• 68°

Jonesborough Museum exhibit highlights ‘Tennessee Women’s Fight for the Vote’

The Jonesborough & Washington County Heritage Alliance presents “To Make Our Voices Heard: Tennessee Women’s Fight for the Vote,” a new traveling exhibition, on display now in the Jonesborough & Washington County History Museum located inside the Jonesborough Visitor’s Center.
The exhibition, created in partnership with the Tennessee State Museum and the Tennessee State Library and Archives, explores the history of the woman’s suffrage movement, Tennessee’s dramatic vote to ratify the 19th Amendment in 1920, and the years that followed.
“We are very excited and honored to host this traveling exhibit in Tennessee’s Oldest Town,” says Heritage Alliance Executive Director Anne Mason. “We have been researching the role of local suffragettes, and we’ll be creating a Washington County companion exhibit that will only add to this wonderful exhibit from the State Museum and Archives.”
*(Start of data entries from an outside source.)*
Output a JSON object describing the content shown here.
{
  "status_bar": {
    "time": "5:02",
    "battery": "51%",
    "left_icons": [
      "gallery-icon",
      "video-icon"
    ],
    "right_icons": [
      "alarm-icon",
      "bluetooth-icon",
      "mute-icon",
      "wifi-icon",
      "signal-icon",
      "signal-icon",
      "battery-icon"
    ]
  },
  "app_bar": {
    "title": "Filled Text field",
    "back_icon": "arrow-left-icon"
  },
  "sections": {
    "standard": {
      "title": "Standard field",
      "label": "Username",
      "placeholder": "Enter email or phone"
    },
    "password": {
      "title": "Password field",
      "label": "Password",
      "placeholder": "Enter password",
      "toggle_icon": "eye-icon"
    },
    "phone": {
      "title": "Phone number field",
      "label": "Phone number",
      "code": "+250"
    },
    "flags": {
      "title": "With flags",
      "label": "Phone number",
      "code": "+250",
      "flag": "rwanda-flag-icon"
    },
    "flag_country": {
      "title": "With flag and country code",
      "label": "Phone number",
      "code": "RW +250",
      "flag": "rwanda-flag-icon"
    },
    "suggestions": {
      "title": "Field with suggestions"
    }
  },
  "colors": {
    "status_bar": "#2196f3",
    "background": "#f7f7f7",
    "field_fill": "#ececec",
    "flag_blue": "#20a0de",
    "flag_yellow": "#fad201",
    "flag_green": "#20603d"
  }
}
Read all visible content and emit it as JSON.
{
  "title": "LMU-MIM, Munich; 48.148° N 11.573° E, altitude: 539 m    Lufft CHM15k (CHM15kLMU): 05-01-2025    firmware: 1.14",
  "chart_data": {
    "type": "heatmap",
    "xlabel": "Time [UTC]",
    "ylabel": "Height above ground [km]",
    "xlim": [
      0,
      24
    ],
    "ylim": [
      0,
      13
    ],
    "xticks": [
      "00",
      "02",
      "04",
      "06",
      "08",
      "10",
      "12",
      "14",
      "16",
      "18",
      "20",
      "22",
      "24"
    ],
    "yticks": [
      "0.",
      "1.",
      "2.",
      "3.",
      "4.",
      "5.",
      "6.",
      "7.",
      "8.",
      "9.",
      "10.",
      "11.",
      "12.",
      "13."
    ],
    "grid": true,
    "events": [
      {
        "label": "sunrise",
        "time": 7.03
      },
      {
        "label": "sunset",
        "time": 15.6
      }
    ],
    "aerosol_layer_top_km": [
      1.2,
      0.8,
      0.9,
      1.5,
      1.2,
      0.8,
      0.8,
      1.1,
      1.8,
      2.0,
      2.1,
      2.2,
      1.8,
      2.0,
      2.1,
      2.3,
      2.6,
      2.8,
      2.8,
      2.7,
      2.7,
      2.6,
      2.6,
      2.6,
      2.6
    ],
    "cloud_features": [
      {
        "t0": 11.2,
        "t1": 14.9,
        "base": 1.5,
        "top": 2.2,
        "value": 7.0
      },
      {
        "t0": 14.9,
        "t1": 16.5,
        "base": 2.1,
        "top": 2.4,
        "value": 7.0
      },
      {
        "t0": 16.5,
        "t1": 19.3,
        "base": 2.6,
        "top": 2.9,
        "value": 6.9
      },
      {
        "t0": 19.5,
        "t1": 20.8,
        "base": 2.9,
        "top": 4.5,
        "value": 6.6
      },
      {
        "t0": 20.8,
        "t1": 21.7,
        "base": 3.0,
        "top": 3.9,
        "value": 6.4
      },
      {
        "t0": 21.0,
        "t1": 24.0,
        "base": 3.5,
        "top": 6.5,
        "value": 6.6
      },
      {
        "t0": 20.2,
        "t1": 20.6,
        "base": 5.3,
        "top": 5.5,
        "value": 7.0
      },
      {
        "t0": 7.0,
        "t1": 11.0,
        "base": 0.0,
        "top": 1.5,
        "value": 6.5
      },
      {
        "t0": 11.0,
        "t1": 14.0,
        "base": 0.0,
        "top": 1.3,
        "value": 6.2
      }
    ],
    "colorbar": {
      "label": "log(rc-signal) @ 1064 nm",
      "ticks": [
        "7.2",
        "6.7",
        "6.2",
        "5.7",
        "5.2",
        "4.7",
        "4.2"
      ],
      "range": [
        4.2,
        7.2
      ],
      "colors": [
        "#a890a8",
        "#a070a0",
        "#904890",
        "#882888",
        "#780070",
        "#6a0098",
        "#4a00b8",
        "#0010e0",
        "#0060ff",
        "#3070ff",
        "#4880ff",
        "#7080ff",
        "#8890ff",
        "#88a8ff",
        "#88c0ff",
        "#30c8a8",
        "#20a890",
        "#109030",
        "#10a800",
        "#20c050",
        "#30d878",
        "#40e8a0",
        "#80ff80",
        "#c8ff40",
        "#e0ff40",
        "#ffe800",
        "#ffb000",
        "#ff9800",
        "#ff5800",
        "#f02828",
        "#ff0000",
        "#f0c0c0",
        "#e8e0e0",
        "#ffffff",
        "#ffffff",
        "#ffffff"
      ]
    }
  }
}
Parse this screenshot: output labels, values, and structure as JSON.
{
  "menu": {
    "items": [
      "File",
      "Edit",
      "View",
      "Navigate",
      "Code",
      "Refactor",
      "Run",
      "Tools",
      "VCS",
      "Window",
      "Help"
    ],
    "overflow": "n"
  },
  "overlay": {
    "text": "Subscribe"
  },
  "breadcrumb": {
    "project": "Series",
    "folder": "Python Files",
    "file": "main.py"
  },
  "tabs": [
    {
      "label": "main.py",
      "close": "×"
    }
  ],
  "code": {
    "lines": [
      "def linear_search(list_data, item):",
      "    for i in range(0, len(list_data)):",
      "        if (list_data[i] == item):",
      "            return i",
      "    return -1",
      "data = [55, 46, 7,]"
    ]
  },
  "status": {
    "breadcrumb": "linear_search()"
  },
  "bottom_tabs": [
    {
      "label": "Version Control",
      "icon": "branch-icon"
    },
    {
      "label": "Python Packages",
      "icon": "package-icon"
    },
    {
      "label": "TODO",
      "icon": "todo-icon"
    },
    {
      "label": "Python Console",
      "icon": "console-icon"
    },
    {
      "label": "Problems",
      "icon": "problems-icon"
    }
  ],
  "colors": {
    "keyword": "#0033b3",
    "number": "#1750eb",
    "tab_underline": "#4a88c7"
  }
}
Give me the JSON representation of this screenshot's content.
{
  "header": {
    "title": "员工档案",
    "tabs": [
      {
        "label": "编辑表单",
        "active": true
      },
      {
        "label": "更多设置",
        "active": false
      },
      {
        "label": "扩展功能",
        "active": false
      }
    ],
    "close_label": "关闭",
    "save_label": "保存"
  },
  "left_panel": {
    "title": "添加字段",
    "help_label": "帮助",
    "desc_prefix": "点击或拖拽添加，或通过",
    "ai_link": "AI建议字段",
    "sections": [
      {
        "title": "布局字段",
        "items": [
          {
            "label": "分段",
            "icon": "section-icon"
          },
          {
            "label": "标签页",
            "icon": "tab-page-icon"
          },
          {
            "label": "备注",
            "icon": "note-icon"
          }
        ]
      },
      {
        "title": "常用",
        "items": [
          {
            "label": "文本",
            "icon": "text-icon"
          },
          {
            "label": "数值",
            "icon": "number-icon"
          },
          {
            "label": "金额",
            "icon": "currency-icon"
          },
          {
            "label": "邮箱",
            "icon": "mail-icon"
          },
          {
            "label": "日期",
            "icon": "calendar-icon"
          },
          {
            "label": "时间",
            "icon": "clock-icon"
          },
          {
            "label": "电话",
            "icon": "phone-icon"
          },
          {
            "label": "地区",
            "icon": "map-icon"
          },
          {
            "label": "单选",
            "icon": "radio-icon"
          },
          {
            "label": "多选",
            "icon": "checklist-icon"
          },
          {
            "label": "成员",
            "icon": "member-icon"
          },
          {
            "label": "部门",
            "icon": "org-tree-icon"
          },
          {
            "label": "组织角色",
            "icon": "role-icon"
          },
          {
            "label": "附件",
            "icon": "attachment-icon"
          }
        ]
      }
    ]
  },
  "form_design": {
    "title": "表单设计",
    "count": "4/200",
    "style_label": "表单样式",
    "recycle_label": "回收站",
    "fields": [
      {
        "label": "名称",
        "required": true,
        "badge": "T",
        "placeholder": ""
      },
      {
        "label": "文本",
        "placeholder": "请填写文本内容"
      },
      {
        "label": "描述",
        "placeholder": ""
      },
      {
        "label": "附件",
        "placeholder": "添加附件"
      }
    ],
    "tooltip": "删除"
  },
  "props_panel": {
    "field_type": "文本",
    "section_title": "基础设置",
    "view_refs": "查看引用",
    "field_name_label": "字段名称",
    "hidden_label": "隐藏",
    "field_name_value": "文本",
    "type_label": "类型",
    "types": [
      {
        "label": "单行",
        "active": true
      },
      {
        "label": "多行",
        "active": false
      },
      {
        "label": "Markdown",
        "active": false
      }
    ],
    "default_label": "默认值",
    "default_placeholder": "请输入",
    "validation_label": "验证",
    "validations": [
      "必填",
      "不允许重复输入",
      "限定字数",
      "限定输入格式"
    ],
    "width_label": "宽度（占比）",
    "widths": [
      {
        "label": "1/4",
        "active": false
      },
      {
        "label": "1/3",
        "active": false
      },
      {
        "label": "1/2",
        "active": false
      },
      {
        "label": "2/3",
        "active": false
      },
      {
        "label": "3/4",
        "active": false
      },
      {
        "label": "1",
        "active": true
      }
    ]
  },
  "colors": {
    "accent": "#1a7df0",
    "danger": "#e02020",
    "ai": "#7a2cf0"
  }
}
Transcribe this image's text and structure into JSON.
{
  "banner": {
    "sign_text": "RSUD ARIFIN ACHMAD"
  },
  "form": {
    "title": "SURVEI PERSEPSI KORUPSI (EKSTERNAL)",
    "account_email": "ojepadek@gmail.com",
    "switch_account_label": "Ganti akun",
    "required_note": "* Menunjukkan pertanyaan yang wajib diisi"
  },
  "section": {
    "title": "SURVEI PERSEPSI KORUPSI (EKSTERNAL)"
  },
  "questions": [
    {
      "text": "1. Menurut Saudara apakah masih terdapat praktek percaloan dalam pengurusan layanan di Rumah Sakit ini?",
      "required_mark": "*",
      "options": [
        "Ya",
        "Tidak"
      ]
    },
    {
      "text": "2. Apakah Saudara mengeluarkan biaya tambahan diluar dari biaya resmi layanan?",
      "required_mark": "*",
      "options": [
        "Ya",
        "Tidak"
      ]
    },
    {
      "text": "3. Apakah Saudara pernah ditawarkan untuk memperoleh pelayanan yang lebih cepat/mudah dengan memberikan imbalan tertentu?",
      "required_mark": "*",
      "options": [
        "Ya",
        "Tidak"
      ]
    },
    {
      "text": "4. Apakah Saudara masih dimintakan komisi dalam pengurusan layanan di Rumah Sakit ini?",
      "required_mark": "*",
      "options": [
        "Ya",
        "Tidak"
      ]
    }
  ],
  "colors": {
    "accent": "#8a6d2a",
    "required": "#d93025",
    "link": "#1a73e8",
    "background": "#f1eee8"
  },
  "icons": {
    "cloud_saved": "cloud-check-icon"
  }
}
The exhibition is constructed of multiple dynamic panels, offering guests a touch-free experience of archival images, engaging stories and introductions to the leaders of the fight for and against the cause of woman’s suffrage. The stories begin by detailing the early challenges of racial and gender discrimination and continuing to the organization of African American and white women’s associations to encourage political engagement. 
Visitors will also learn about Febb Burn of McMinn County, whose letter to her son, Harry T. Burn, resulted in a last-minute vote that helped change women’s history in the United States forever.
The exhibit includes a Tennessee map, highlighting suffragist activities across the state, including in Washington County.
“Tennessee’s role in becoming the 36th and final state to ratify the 19th Amendment not only solidified women’s right to vote but propelled women across the country to opportunities and futures they never thought possible,” said Chuck Sherrill, State Librarian and Archivist with the Tennessee State Library & Archives. “The hope of the committee is this centennial celebration will do the same all across our state.”
In coordination with this traveling exhibit, the Tennessee State Museum in Nashville will soon open Ratified! Tennessee Women and the Right to Vote, an extensive 8,000 square foot exhibition exploring the Women’s Suffrage movement in Tennessee through archival images and documents, artifacts, films, interactive elements, and programming.
An online component of the exhibition, Ratified! Statewide! highlighting the suffrage movement in every Tennessee county is available now at tnmuseum.org.
“As we commemorate the historic vote that took place at Tennessee’s State Capitol in August of 1920, we want to honor those individuals who played key roles in the journey to gain voting rights for women,” said Ashley Howell, Executive Director of the Tennessee State Museum. “We are thrilled to have the opportunity to share these stories across the state.”
“To Make Our Voices Heard: Tennessee Women’s Fight for the Vote” is organized by the Tennessee State Museum and the Tennessee State Library and Archives with funding provided by The Official Committee of the State of Tennessee Woman Suffrage Centennial. The project is also funded in part by a grant from Humanities Tennessee, an independent affiliate of the National Endowment for the Humanities.